using System;
 using System.Collections.Generic;
 using System.Linq;
 using System.Web;
 using System.Web.Mvc;
 
namespace MvcMusicStore.Controllers
{
    public class StoreController : Controller
    {
        //
        // GET: /Store/
        public string Index()
        {
            return "Hello from Store.Index()";
        }
        //
        // GET: /Store/Browse
        public string Browse()
        {
            return "Hello from Store.Browse()";
        }
        //
        // GET: /Store/Details
        public string Details()
        {
            return "Hello from Store.Details()";
        }
    }
}

Run the project again and browse the following URLs:

  • /Store
  • /Store/Browse
  • /Store/Details

Accessing these URLs will invoke the action methods within our Controller and return string responses:

That’s great, but these are just constant strings. Let’s make them dynamic, so they take information from the URL and display it in the page output.

First we’ll change the Browse action method to retrieve a querystring value from the URL. We can do this by adding a “genre” parameter to our action method. When we do this ASP.NET MVC will automatically pass any querystring or form post parameters named “genre” to our action method when it is invoked.

//
// GET: /Store/Browse?genre=Disco
public string Browse(string genre)
 {
    string message = HttpUtility.HtmlEncode("Store.Browse, Genre = "
+ genre);
 
    return message;
 }
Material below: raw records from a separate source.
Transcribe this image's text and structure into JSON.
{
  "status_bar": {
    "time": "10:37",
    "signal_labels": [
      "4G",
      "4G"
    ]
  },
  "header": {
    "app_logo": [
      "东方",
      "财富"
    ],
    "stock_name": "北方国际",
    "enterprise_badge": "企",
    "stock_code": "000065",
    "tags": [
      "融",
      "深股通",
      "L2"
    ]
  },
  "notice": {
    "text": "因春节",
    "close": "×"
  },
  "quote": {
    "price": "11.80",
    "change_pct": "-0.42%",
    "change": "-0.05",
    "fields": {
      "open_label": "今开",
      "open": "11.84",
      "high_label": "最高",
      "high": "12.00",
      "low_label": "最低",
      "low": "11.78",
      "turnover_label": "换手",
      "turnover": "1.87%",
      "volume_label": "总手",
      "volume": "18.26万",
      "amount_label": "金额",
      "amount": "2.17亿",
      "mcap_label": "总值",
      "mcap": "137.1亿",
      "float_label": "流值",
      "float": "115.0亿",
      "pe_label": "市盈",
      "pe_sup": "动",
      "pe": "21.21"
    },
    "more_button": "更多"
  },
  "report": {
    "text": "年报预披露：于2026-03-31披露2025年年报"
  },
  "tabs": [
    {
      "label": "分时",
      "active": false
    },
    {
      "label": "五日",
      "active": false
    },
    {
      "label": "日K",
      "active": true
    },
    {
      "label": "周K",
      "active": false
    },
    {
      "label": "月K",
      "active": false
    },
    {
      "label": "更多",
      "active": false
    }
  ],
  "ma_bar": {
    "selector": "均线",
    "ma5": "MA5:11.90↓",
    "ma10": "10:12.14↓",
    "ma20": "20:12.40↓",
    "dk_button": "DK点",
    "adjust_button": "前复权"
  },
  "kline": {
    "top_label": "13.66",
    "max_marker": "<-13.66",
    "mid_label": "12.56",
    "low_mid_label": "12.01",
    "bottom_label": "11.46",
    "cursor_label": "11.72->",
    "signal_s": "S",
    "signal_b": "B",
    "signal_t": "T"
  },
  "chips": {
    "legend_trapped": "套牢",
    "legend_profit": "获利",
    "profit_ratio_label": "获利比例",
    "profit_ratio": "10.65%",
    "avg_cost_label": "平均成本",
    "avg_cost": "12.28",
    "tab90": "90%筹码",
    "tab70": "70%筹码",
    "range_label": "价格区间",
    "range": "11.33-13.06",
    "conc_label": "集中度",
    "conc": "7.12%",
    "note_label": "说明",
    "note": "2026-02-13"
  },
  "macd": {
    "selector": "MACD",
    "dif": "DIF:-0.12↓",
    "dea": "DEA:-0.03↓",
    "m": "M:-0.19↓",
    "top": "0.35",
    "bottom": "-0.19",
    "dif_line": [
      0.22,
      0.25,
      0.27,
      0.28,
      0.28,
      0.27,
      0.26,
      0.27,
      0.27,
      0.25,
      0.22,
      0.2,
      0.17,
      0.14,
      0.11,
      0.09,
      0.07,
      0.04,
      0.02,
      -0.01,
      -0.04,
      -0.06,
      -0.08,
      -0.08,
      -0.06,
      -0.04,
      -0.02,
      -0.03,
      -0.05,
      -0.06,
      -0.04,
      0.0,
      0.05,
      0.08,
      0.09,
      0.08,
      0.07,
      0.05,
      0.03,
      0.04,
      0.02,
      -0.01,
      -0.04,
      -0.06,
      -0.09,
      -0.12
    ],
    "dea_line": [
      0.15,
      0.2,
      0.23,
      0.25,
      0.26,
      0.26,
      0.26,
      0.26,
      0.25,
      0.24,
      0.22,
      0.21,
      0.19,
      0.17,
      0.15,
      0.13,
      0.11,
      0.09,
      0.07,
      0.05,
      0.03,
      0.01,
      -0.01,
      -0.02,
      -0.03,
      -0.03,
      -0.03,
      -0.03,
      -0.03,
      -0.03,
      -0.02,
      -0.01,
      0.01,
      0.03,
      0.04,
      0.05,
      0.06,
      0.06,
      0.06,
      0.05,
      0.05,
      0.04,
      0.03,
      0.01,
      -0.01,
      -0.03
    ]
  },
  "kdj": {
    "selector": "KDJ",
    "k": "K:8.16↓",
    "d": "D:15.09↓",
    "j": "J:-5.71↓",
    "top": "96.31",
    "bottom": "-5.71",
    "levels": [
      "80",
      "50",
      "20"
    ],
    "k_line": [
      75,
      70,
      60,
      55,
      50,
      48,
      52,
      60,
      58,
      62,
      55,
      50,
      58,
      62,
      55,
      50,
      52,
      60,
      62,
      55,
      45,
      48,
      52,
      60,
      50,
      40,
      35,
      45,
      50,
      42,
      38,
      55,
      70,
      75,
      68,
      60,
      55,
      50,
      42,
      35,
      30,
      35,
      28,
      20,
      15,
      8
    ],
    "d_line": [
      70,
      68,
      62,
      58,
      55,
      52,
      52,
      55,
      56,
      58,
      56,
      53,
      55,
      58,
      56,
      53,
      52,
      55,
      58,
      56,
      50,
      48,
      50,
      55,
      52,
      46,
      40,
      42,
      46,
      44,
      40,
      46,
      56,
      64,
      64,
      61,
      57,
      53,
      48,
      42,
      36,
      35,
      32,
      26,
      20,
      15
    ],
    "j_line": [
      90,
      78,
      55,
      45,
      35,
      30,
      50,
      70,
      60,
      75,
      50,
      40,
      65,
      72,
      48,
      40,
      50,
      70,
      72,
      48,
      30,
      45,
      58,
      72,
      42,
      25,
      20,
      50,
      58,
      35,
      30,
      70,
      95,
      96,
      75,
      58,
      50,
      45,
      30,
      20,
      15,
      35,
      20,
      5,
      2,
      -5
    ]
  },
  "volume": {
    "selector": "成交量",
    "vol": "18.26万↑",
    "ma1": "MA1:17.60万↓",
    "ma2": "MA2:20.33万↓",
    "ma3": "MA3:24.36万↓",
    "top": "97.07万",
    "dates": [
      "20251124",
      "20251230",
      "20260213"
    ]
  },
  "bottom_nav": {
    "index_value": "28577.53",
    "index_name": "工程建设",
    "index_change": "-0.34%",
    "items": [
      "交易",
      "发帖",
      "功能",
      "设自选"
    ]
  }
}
Note: We’re using the HttpUtility.HtmlEncode utility method to sanitize the user input. This prevents users from injecting Javascript into our View with a link like /Store/Browse?Genre=<script>window.location=’http://hackersite.com’</script>.

Now let’s browse to /Store/Browse?Genre=Disco

Let’s next change the Details action to read and display an input parameter named ID. Unlike our previous method, we won’t be embedding the ID value as a querystring parameter. Instead we’ll embed it directly within the URL itself. For example: /Store/Details/5.

ASP.NET MVC lets us easily do this without having to configure anything. ASP.NET MVC’s default routing convention is to treat the segment of a URL after the action method name as a parameter named “ID”. If your action method has a parameter named ID then ASP.NET MVC will automatically pass the URL segment to you as a parameter.

//
// GET: /Store/Details/5
public string Details(int id)
 {
    string message = "Store.Details, ID = " + id;
 
    return message;
 }

Run the application and browse to /Store/Details/5:

Let’s recap what we’ve done so far:

  • We’ve created a new ASP.NET MVC project in Visual Web Developer
  • We’ve discussed the basic folder structure of an ASP.NET MVC application
  • We’ve learned how to run our website using the ASP.NET Development Server
  • We’ve created two Controller classes: a HomeController and a StoreController
  • We’ve added Action Methods to our controllers which respond to URL requests and return text to the browser

Please use the Discussions at http://mvcmusicstore.codeplex.com for any questions or comments.

Author Information

Jon Galloway

Jon Galloway – Jon works at Microsoft as a Community Program Manager focused on ASP.NET MVC. Prior to that, he's worked in a wide range of web development shops, from scrappy startups to Fortune 500 financial companies. He was an ASP.NET and Silverlight Insider, ASP.NET MVP, published author, regular contributor to several open source .NET projects.